Would you output all the lines below precisely as they stand, leaving each picture out?
=== Records for the exercise ===
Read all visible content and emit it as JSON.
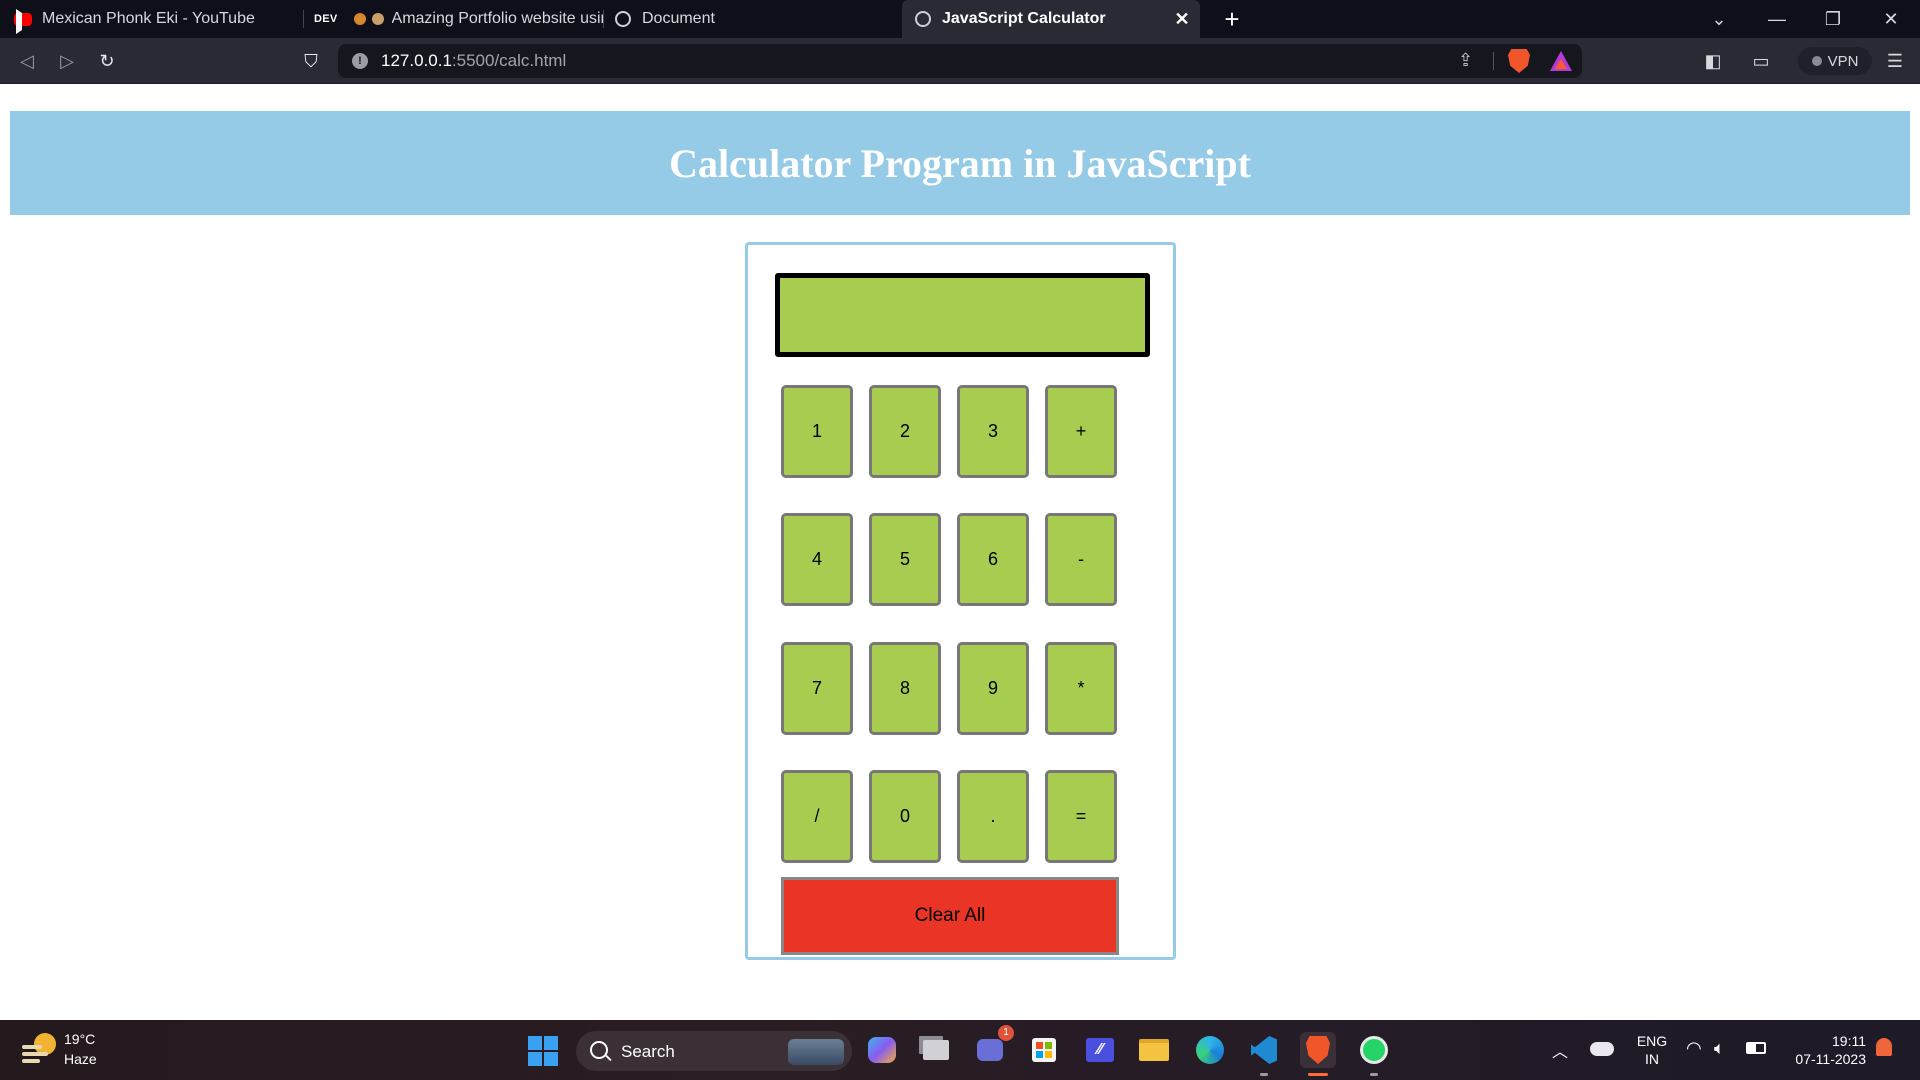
{
  "browser": {
    "tabs": [
      {
        "title": "Mexican Phonk Eki - YouTube"
      },
      {
        "prefix": "DEV",
        "title": "Amazing Portfolio website using"
      },
      {
        "title": "Document"
      },
      {
        "title": "JavaScript Calculator"
      }
    ],
    "url": {
      "host": "127.0.0.1",
      "path": ":5500/calc.html"
    },
    "vpn_label": "VPN"
  },
  "page": {
    "title": "Calculator Program in JavaScript"
  },
  "calculator": {
    "display_value": "",
    "rows": [
      [
        "1",
        "2",
        "3",
        "+"
      ],
      [
        "4",
        "5",
        "6",
        "-"
      ],
      [
        "7",
        "8",
        "9",
        "*"
      ],
      [
        "/",
        "0",
        ".",
        "="
      ]
    ],
    "clear_label": "Clear All",
    "colors": {
      "key": "#a7cc4f",
      "clear": "#e93426",
      "border": "#95cbe7"
    }
  },
  "taskbar": {
    "weather": {
      "temp": "19°C",
      "desc": "Haze"
    },
    "search_label": "Search",
    "teams_badge": "1",
    "lang": {
      "line1": "ENG",
      "line2": "IN"
    },
    "clock": {
      "time": "19:11",
      "date": "07-11-2023"
    }
  }
}
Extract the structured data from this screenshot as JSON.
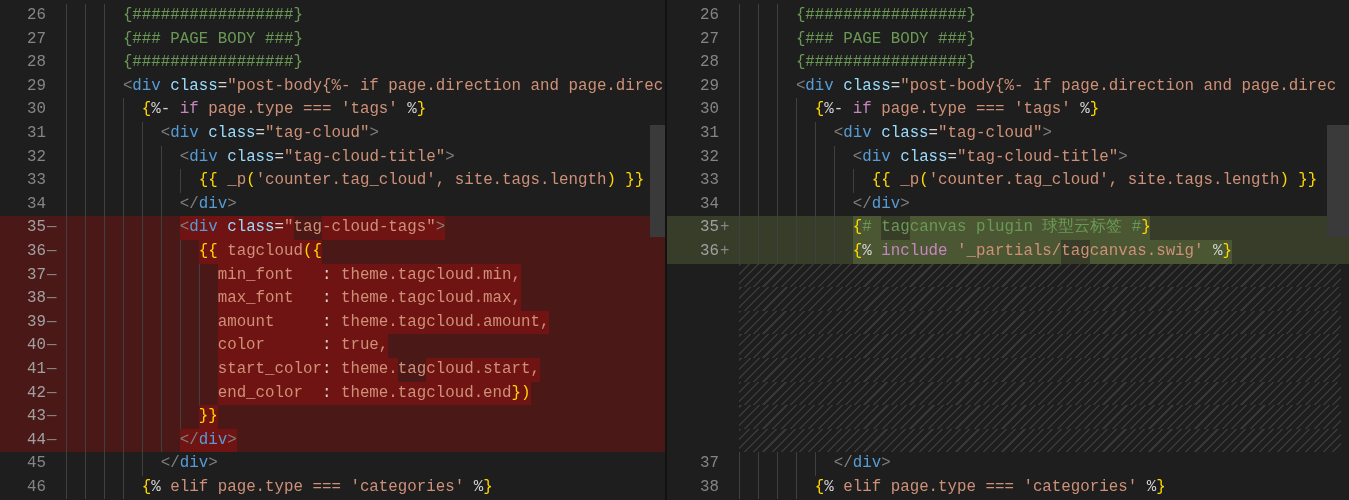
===
**Result below**
Read all visible content and emit it as JSON.
{
  "browser": {
    "tabs": [
      {
        "title": "Mexican Phonk Eki - YouTube"
      },
      {
        "prefix": "DEV",
        "title": "Amazing Portfolio website using"
      },
      {
        "title": "Document"
      },
      {
        "title": "JavaScript Calculator"
      }
    ],
    "url": {
      "host": "127.0.0.1",
      "path": ":5500/calc.html"
    },
    "vpn_label": "VPN"
  },
  "page": {
    "title": "Calculator Program in JavaScript"
  },
  "calculator": {
    "display_value": "",
    "rows": [
      [
        "1",
        "2",
        "3",
        "+"
      ],
      [
        "4",
        "5",
        "6",
        "-"
      ],
      [
        "7",
        "8",
        "9",
        "*"
      ],
      [
        "/",
        "0",
        ".",
        "="
      ]
    ],
    "clear_label": "Clear All",
    "colors": {
      "key": "#a7cc4f",
      "clear": "#e93426",
      "border": "#95cbe7"
    }
  },
  "taskbar": {
    "weather": {
      "temp": "19°C",
      "desc": "Haze"
    },
    "search_label": "Search",
    "teams_badge": "1",
    "lang": {
      "line1": "ENG",
      "line2": "IN"
    },
    "clock": {
      "time": "19:11",
      "date": "07-11-2023"
    }
  }
}
Extract the structured data from this screenshot as JSON.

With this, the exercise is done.